──────── Source data ────────
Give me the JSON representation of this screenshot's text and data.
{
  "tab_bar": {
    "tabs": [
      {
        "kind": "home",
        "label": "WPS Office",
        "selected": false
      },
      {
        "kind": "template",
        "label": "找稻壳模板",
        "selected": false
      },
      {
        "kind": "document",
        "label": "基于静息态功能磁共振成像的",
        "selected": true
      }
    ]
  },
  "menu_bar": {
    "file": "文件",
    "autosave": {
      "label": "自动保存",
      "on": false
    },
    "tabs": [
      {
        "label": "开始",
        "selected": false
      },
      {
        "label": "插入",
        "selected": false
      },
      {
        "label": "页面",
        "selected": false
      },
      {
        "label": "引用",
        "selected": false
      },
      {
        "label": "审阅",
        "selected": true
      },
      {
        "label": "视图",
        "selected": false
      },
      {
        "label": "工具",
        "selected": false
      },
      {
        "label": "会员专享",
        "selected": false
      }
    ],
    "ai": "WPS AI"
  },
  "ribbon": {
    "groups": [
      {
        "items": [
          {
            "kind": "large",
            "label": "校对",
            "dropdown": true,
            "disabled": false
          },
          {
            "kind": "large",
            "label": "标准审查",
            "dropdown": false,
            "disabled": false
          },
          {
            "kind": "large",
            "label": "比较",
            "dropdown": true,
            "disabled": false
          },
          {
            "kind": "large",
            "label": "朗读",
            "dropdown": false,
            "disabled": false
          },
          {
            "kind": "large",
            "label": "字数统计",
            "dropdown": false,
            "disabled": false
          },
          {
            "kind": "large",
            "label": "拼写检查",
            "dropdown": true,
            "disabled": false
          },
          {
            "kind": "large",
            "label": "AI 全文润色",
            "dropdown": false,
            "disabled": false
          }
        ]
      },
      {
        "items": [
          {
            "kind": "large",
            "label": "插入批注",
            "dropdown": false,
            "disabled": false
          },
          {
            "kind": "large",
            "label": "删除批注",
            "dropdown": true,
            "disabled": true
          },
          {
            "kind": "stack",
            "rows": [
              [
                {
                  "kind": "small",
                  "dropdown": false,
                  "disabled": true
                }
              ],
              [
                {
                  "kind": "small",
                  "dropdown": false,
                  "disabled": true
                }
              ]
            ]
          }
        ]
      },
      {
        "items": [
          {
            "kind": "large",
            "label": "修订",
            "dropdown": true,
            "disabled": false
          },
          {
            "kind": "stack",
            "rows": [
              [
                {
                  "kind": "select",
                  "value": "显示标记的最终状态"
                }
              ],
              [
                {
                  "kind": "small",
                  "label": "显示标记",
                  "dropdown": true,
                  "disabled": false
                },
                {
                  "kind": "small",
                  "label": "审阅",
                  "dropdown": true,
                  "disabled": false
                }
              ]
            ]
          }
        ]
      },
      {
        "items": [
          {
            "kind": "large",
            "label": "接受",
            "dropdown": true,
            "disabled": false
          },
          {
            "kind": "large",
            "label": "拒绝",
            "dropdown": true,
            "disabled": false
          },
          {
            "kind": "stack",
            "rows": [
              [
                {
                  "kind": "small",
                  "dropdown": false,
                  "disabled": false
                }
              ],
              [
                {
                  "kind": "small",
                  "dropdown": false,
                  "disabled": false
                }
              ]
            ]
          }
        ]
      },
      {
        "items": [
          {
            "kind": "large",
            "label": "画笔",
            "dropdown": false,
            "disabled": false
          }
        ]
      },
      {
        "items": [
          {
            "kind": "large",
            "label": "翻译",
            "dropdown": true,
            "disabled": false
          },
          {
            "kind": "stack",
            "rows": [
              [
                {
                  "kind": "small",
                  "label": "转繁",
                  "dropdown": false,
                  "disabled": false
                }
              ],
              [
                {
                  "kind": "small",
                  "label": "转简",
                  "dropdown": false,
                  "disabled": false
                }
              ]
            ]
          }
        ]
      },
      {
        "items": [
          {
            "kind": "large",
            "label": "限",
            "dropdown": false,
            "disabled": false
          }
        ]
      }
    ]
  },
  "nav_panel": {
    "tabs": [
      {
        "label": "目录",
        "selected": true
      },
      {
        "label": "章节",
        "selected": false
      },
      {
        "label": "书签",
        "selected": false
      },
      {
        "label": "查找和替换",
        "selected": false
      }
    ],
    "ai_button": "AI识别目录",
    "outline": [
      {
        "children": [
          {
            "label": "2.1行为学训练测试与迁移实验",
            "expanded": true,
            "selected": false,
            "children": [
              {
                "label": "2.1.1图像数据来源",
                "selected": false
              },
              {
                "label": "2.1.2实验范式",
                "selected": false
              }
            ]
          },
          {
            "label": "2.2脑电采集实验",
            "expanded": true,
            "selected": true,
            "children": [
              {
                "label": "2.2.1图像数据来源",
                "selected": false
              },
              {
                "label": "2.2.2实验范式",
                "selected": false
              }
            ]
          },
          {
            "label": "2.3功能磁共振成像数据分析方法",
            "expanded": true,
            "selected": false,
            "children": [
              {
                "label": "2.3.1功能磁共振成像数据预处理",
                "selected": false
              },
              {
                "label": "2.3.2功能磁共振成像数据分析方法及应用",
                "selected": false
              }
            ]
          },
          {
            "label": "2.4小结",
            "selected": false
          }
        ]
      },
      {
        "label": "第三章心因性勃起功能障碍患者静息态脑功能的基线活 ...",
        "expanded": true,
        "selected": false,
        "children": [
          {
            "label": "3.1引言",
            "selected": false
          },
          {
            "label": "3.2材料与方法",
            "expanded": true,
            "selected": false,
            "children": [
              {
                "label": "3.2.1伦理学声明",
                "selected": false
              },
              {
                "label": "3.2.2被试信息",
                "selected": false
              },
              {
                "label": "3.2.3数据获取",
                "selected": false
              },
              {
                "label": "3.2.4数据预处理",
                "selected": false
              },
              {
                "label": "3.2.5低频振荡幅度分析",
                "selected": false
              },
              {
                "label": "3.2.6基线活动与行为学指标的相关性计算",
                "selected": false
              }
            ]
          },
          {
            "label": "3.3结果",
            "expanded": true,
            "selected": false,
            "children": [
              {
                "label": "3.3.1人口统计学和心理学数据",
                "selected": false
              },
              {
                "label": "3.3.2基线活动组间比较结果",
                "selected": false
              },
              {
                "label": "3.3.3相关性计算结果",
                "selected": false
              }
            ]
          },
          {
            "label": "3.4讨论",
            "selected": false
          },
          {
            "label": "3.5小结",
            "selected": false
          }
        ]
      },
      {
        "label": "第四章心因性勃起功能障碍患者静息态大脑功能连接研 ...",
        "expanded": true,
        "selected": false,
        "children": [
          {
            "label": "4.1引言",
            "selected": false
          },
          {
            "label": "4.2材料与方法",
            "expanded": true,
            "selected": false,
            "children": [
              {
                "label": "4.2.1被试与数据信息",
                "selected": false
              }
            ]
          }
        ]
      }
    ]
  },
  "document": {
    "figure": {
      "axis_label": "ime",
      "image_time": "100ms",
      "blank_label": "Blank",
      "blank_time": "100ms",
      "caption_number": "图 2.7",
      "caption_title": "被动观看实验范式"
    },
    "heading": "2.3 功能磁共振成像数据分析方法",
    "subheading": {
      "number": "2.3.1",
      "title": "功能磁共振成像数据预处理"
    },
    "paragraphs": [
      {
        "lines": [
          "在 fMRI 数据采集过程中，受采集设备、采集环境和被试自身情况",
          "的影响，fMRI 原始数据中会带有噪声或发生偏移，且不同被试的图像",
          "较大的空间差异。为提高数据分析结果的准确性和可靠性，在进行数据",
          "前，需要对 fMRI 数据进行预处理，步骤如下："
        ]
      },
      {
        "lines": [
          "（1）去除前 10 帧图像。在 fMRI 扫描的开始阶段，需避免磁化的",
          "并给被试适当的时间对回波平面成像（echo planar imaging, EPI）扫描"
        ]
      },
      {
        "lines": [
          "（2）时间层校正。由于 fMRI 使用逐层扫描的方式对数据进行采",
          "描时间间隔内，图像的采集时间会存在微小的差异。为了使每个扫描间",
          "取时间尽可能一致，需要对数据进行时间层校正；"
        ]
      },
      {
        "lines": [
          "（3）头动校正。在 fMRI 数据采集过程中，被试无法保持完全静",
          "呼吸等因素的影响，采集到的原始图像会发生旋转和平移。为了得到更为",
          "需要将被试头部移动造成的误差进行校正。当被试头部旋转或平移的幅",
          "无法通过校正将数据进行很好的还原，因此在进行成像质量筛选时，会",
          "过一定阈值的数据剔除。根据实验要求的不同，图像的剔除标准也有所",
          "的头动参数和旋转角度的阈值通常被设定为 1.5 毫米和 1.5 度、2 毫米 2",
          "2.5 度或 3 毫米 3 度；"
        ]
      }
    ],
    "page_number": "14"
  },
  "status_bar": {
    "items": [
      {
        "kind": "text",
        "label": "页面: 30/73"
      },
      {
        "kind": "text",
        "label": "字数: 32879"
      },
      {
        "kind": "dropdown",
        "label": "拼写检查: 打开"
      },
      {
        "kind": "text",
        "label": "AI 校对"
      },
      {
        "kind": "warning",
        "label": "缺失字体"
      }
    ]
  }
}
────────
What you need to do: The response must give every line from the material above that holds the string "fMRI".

Answer below:
          "在 fMRI 数据采集过程中，受采集设备、采集环境和被试自身情况",
          "的影响，fMRI 原始数据中会带有噪声或发生偏移，且不同被试的图像",
          "前，需要对 fMRI 数据进行预处理，步骤如下："
          "（1）去除前 10 帧图像。在 fMRI 扫描的开始阶段，需避免磁化的",
          "（2）时间层校正。由于 fMRI 使用逐层扫描的方式对数据进行采",
          "（3）头动校正。在 fMRI 数据采集过程中，被试无法保持完全静",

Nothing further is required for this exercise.